words to live by and lose sleep from
Good parody of the author I love and love to hate.
Since I was angling to intertwine two seemingly unrelated stories, I took the chance to watch Jennings that day and talk with Frank Appelston, another accomplished melter and Jennings’s closest friend on the NALMM tour. Appelston pointed out what newcomers to the sport don’t easily see, that as Jennings picked a stick from the nearby woods, first a birch twig but then an oak, he did more than find an implement on which to impale the marshmallow. He’d also done what many infants can’t do—he connected means with ends. Then, when Jennings waved for the referee to hand over his first ’mallow, Appelston walked me through the process by which the firm little cylinder of sugar was, to use the technical phrasing in the NALMM rule book, poked with the stick.

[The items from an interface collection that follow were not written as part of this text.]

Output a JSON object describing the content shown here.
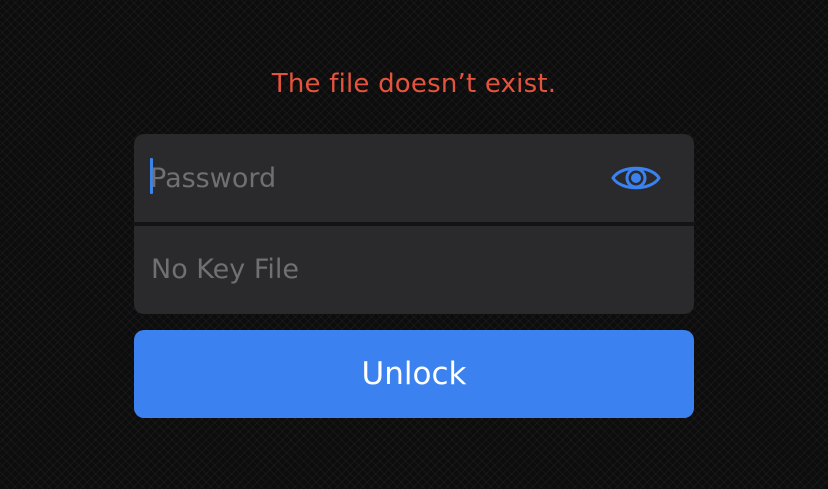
{
  "error": {
    "message": "The file doesn’t exist."
  },
  "password": {
    "placeholder": "Password",
    "value": "",
    "toggle_icon": "eye-icon"
  },
  "key_file": {
    "label": "No Key File"
  },
  "unlock": {
    "label": "Unlock"
  },
  "colors": {
    "error": "#e5533d",
    "accent": "#3b82f0",
    "card_background": "#2a2a2c",
    "placeholder": "#707074"
  }
}
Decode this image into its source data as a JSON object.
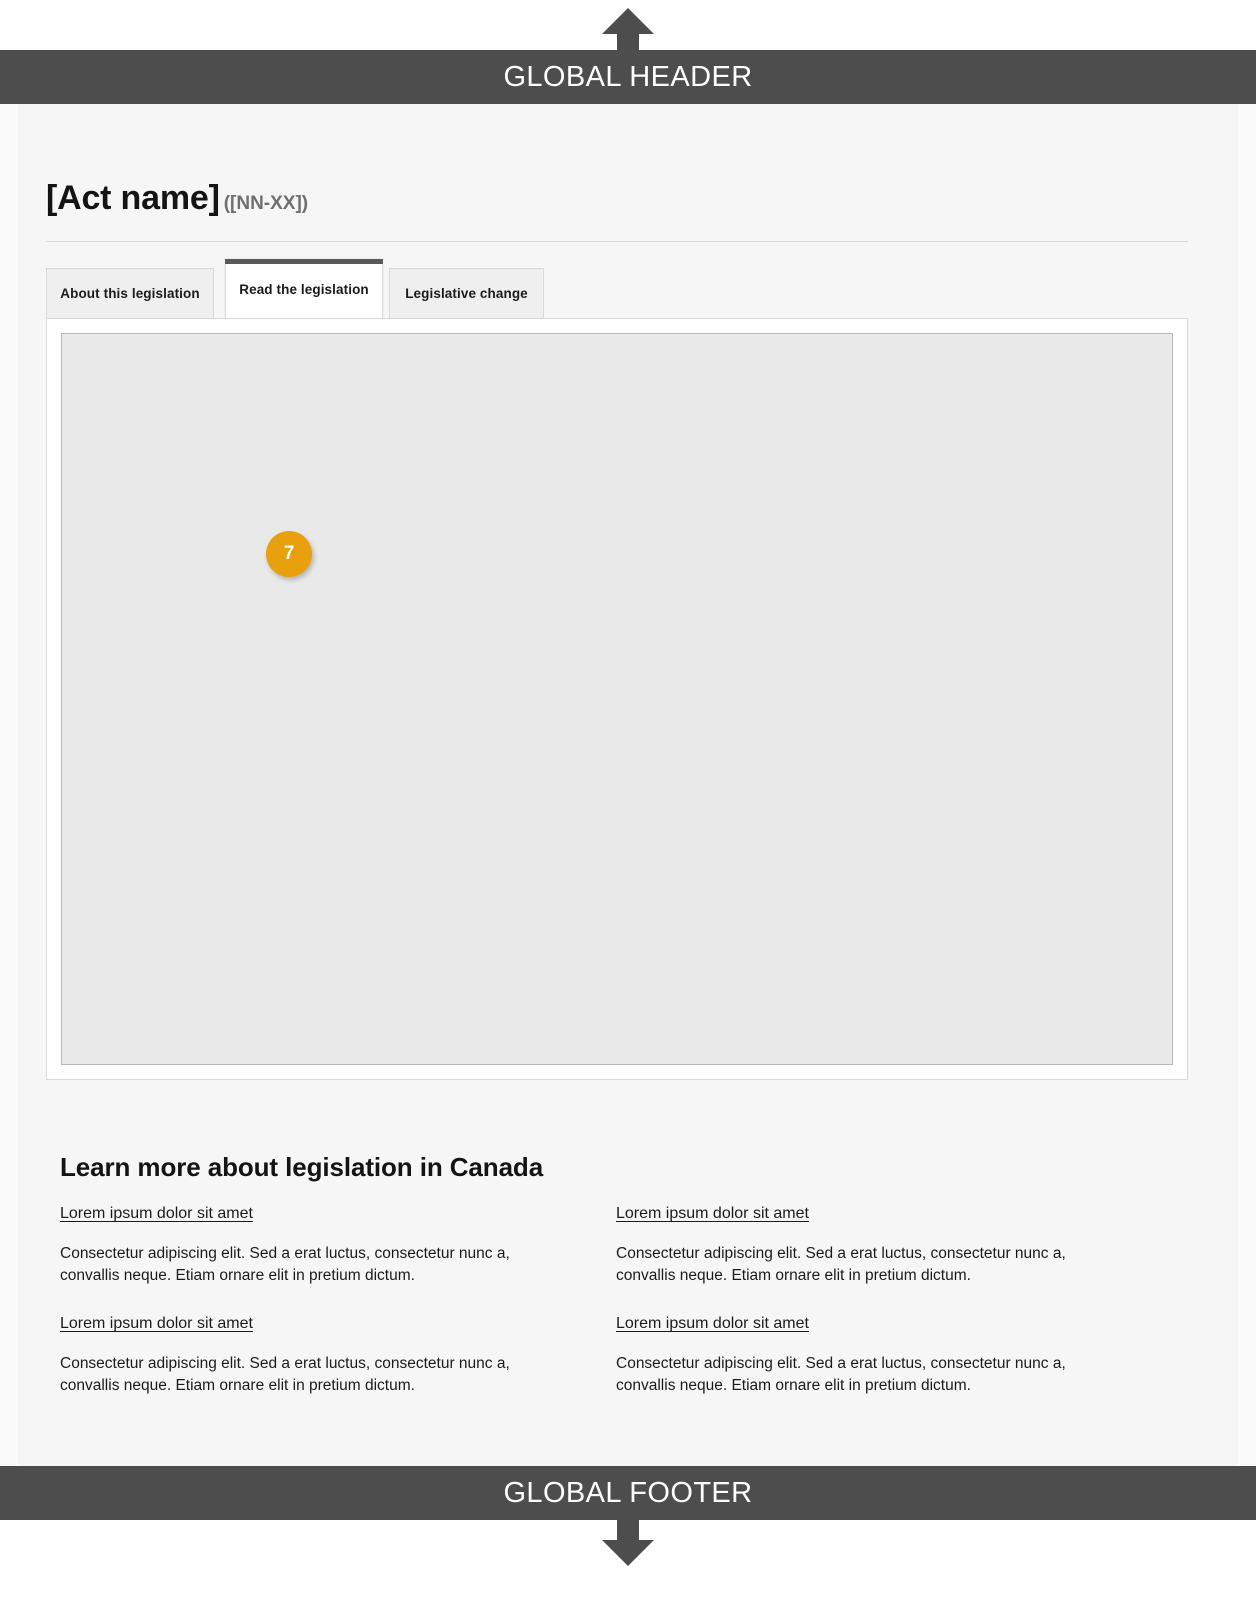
{
  "header": {
    "label": "GLOBAL HEADER",
    "arrow_icon": "arrow-up-icon"
  },
  "footer": {
    "label": "GLOBAL FOOTER",
    "arrow_icon": "arrow-down-icon"
  },
  "title": {
    "act_name": "[Act name]",
    "act_code": "([NN-XX])"
  },
  "tabs": [
    {
      "label": "About this legislation",
      "active": false
    },
    {
      "label": "Read the legislation",
      "active": true
    },
    {
      "label": "Legislative change",
      "active": false
    }
  ],
  "panel": {
    "badge": {
      "number": "7",
      "color": "#e8a00d"
    }
  },
  "learn_more": {
    "heading": "Learn more about legislation in Canada",
    "items": [
      {
        "link": "Lorem ipsum dolor sit amet",
        "body": "Consectetur adipiscing elit. Sed a erat luctus, consectetur nunc a, convallis neque. Etiam ornare elit in pretium dictum."
      },
      {
        "link": "Lorem ipsum dolor sit amet",
        "body": "Consectetur adipiscing elit. Sed a erat luctus, consectetur nunc a, convallis neque. Etiam ornare elit in pretium dictum."
      },
      {
        "link": "Lorem ipsum dolor sit amet",
        "body": "Consectetur adipiscing elit. Sed a erat luctus, consectetur nunc a, convallis neque. Etiam ornare elit in pretium dictum."
      },
      {
        "link": "Lorem ipsum dolor sit amet",
        "body": "Consectetur adipiscing elit. Sed a erat luctus, consectetur nunc a, convallis neque. Etiam ornare elit in pretium dictum."
      }
    ]
  },
  "colors": {
    "bar": "#4d4d4d",
    "accent": "#e8a00d",
    "page_bg": "#f6f6f6",
    "placeholder": "#e9e9e9"
  }
}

Jennings had demonstrated once again that to melt a marshmallow, one has to heat it up. It’s that “heat” problem again. “Bob got into this as part of some innate drive he has to poke things with sticks,” Appelston recalled. “Not all of us are born with that instinct.” Jennings’s concentration was obvious, with an almost golfer-like need for silence amidst the rustling leaves above. And he had on a plaid shirt. I should’ve said that earlier, he’s a real working-class guy, but you got that, right?
Best public bio I’ve read in a long time. Kinda heartless. But funny.
Even further back in time, Dr. Kedrosky was one of the first technology equity analysts at a major brokerage firm. Back before there were such things as credit default swaps, collateralized debt obligations, and subprime mortgages, we vandalism-loving greed-heads on Wall Street were forced to take down capitalism the hard way — by selling over-valued technology companies to an unsuspecting public via initial public offerings. While it eventually worked out (c.f., the tech crash of 2000), the next generation of Wall Street-ers learned from our inefficiency and took down the global money grid in half the time it took us to mess up Nasdaq. Lesson learned.
Rand Fishkin of SEOmoz describes how he almost raised $24mm of venture funding. I found the everyday details he shares as interesting as the actual story - how do startup CEOs communicate with VCs, how do they think about the issues their companies face, etc. These things are hard to imagine for anyone who is not a startup CEO, but they probably come so naturally that few realise they might be interesting to outsiders. I would love to find more blogs of startup CEOs who write about everyday issues from the trenches.